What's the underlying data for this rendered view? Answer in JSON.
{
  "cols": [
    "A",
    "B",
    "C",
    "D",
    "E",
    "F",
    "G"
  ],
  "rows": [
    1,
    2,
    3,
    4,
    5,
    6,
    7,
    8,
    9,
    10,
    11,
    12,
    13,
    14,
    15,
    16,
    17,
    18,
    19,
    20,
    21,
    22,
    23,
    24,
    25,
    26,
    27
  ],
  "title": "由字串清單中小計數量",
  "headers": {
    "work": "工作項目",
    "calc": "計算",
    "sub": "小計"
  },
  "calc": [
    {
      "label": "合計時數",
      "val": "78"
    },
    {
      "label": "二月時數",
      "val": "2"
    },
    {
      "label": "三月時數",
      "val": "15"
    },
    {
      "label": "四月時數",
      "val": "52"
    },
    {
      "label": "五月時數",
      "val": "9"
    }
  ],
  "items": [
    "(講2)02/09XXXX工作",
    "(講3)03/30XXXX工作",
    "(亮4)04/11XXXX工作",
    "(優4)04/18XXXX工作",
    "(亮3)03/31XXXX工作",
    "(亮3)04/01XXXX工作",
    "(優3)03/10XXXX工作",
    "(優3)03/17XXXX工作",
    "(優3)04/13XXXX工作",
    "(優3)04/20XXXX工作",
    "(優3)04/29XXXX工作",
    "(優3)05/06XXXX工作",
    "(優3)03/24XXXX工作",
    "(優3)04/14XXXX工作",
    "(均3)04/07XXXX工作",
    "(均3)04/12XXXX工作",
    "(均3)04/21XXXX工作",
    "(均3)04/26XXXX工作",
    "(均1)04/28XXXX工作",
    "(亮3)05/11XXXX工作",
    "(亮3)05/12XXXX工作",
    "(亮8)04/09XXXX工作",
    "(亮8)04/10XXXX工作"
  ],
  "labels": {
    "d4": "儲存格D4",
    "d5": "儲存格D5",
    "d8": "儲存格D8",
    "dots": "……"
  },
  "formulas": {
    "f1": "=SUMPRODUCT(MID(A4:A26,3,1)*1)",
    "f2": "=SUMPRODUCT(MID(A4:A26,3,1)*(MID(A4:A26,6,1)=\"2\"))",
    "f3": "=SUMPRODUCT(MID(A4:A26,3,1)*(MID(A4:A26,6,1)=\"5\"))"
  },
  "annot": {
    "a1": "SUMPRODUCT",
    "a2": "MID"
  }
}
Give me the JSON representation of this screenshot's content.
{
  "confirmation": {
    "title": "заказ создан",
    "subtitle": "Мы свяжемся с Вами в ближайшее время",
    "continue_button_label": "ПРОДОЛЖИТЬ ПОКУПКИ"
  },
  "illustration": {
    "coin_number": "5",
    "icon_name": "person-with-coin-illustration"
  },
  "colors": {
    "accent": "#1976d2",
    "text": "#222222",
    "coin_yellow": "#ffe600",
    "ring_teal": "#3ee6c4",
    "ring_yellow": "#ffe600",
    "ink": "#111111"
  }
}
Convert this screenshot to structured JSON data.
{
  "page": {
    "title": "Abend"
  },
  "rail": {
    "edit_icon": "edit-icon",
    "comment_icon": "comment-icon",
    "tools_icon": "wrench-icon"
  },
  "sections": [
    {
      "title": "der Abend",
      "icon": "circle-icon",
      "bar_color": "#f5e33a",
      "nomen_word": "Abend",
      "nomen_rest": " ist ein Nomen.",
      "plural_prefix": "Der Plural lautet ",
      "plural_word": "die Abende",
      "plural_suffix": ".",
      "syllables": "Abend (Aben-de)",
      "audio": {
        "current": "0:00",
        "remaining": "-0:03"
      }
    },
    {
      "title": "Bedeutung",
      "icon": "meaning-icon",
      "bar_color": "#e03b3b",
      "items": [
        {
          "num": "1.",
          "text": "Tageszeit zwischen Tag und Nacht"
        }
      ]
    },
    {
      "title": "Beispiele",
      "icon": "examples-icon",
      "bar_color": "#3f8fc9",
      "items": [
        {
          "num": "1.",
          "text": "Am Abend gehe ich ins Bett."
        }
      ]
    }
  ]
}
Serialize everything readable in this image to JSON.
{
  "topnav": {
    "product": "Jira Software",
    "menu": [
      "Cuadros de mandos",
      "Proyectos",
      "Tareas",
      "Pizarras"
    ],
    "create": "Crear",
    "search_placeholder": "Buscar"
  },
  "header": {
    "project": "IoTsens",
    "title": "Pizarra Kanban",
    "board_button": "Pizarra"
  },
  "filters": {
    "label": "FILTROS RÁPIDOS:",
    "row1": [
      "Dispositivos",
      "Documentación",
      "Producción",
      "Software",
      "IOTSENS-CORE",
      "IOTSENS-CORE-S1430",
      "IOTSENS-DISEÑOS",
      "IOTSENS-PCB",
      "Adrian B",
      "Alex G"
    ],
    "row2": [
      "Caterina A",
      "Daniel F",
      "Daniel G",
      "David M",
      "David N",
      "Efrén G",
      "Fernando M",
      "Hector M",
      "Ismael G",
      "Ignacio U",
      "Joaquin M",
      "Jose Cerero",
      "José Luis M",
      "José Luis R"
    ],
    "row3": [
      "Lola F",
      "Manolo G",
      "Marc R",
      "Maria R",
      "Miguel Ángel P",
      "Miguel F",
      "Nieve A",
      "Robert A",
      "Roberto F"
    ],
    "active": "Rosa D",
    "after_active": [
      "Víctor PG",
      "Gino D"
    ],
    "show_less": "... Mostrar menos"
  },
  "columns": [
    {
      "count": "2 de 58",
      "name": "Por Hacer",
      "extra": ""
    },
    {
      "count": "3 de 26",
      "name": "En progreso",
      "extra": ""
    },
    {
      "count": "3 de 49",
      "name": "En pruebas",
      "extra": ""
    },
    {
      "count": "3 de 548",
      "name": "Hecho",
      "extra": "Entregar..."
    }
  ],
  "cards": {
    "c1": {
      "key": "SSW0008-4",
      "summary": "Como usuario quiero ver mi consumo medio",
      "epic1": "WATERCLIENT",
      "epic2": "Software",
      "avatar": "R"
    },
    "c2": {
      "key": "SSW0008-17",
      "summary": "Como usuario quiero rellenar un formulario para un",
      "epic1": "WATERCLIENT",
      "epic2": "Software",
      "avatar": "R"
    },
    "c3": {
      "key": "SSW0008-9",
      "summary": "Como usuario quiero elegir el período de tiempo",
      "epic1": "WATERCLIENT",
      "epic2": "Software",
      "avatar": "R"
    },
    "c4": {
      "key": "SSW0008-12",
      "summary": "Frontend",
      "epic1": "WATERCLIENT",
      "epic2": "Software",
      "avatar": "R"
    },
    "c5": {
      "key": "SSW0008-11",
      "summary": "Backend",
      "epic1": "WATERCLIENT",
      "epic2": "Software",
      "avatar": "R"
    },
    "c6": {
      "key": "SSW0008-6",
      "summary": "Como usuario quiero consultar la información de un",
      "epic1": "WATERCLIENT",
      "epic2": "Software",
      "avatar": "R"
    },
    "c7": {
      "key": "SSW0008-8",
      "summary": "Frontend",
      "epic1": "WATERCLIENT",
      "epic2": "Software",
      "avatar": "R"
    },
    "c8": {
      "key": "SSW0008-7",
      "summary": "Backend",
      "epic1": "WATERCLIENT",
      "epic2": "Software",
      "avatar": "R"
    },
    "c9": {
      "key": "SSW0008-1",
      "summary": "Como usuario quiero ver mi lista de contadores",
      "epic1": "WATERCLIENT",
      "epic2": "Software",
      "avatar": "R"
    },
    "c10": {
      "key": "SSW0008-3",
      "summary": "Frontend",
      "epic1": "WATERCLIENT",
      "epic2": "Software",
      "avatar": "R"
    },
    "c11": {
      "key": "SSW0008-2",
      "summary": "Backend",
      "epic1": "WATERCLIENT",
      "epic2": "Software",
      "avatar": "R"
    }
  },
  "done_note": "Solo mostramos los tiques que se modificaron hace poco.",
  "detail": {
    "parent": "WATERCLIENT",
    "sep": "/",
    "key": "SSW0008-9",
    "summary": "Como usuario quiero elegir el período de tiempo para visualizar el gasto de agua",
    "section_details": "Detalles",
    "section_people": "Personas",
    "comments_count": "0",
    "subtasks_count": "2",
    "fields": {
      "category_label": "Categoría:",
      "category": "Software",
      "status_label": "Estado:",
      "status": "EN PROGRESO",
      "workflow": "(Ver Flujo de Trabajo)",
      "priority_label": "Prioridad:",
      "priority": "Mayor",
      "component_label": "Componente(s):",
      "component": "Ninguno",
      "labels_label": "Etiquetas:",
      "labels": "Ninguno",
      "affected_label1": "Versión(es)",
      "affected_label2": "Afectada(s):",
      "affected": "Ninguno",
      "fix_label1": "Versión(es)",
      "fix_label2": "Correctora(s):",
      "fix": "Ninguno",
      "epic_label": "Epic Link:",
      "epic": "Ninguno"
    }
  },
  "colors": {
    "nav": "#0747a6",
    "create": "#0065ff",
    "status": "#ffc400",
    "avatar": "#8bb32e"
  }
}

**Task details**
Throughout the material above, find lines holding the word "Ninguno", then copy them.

**Written answer**
      "component": "Ninguno",
      "labels": "Ninguno",
      "affected": "Ninguno",
      "fix": "Ninguno",
      "epic": "Ninguno"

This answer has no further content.